__Work order__
Type out the data again. Keep every line exactly the same.

__Excerpts from an interface dataset__

☆ ☆ ☆ ☆ ☆

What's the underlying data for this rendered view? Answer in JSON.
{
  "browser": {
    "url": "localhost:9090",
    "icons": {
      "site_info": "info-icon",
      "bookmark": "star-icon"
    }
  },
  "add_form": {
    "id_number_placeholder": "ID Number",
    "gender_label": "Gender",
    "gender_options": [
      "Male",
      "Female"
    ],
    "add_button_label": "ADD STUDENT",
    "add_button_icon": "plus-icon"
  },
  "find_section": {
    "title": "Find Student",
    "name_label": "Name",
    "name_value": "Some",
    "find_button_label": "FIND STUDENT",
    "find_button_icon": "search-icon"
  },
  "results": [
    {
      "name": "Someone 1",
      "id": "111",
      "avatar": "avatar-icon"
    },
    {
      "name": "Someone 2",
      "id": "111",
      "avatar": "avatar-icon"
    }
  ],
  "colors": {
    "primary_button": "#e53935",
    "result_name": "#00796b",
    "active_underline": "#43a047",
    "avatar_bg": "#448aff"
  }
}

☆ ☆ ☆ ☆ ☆

__Exercise result__
What's the underlying data for this rendered view? Answer in JSON.
{
  "browser": {
    "url": "localhost:9090",
    "icons": {
      "site_info": "info-icon",
      "bookmark": "star-icon"
    }
  },
  "add_form": {
    "id_number_placeholder": "ID Number",
    "gender_label": "Gender",
    "gender_options": [
      "Male",
      "Female"
    ],
    "add_button_label": "ADD STUDENT",
    "add_button_icon": "plus-icon"
  },
  "find_section": {
    "title": "Find Student",
    "name_label": "Name",
    "name_value": "Some",
    "find_button_label": "FIND STUDENT",
    "find_button_icon": "search-icon"
  },
  "results": [
    {
      "name": "Someone 1",
      "id": "111",
      "avatar": "avatar-icon"
    },
    {
      "name": "Someone 2",
      "id": "111",
      "avatar": "avatar-icon"
    }
  ],
  "colors": {
    "primary_button": "#e53935",
    "result_name": "#00796b",
    "active_underline": "#43a047",
    "avatar_bg": "#448aff"
  }
}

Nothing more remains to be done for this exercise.